At a PTA meeting, during a discussion of traffic problems around the school campus, I asked what we could do to encourage families to walk or bike to school. Other parents looked at me as if I'd suggested we stuff the children into barrels and roll them into the nearest active volcano. One teacher looked at me in shock. "I wouldn't let my children walk to school alone ... would you?""Huh" indeed. As Williamson says, child abduction by strangers is very, very rare. About as likely as being hit by lightning. "But it's not fear of lightning strikes that parents cite as the reason for keeping children indoors watching television instead of out on the sidewalk skipping rope."
"Haven't you heard about all of the predators in this area?" asked a father.
"No, I haven't," I said. "I think this is a pretty safe neighborhood."
"You'd be surprised," he replied, lowering his eyebrows. "You should read the Megan's Law website." He continued: "You know how to solve the traffic problem around this school? Get rid of all the predators. Then you won't have any more traffic."
Even at that, though, I don't understand the bit about her son's school having a rule that K-4 kids aren't allowed to ride bicycles to school. What's up with that?
UPDATE: For what it's worth, my mother the ex-schoolteacher writes in about the bicycle thing:

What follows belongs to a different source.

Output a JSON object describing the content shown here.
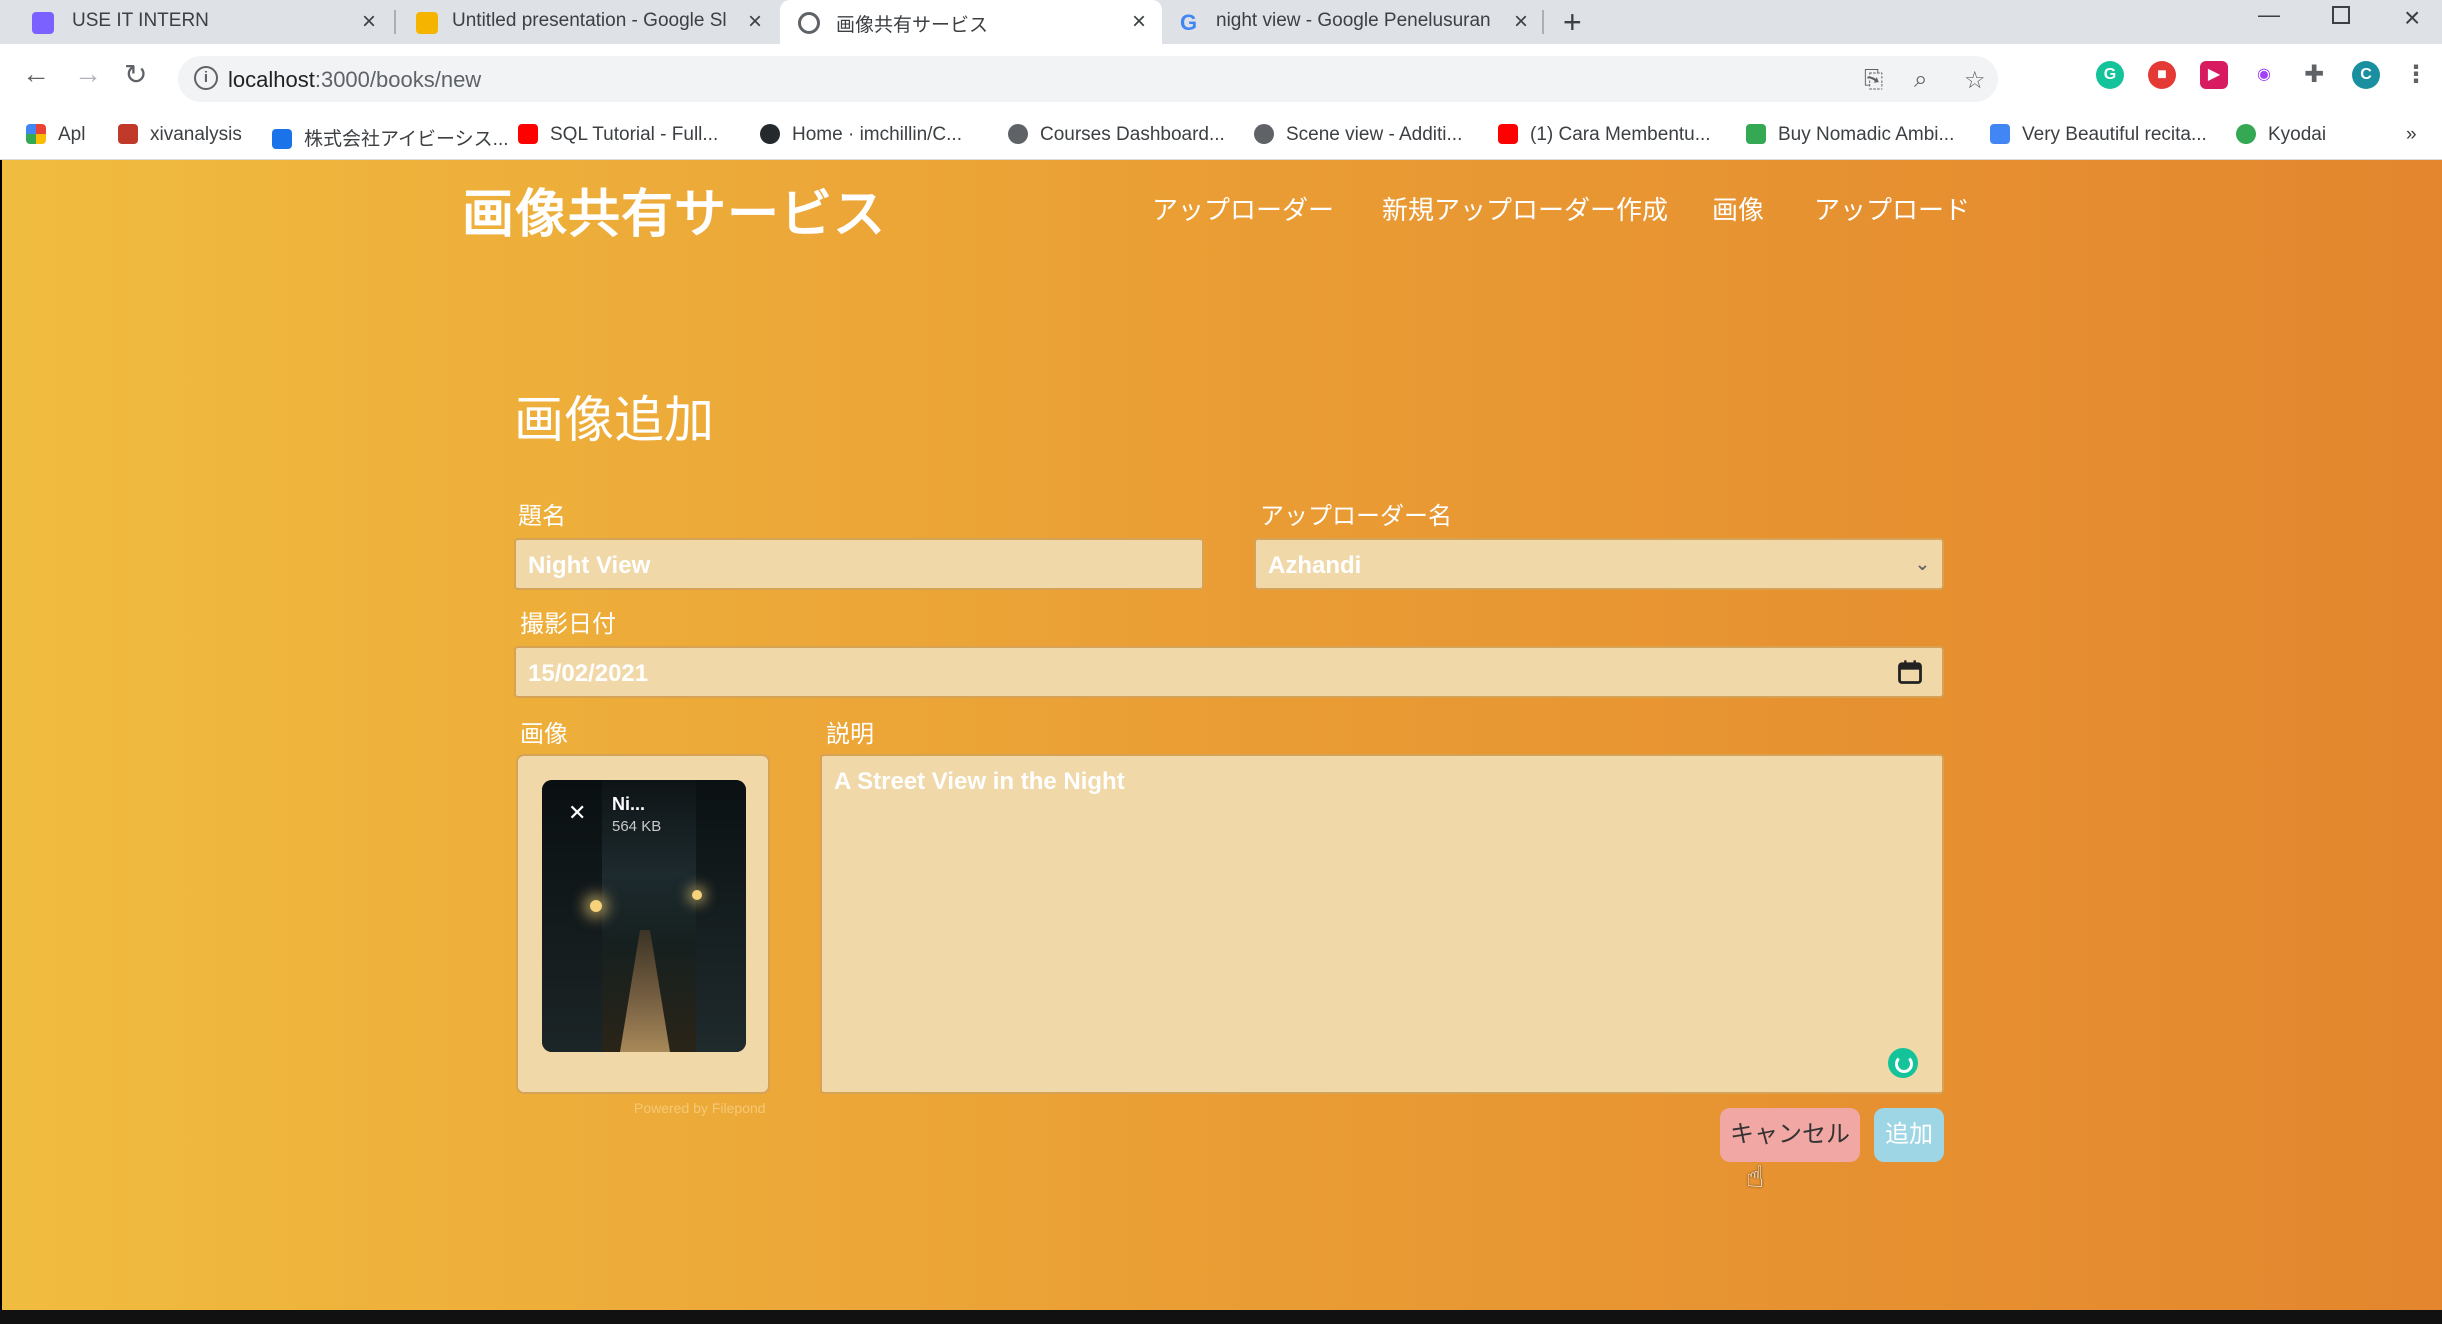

I think this is standard procedure among school distsricts. Legally the school district is responsible for children until they get home after school, and I suspect, though I never asked because I never cared, that they feel the chance of a younger child getting hurt bicycling on the streets to and from school is greater than with older children and they don't want to risk a lawsuit.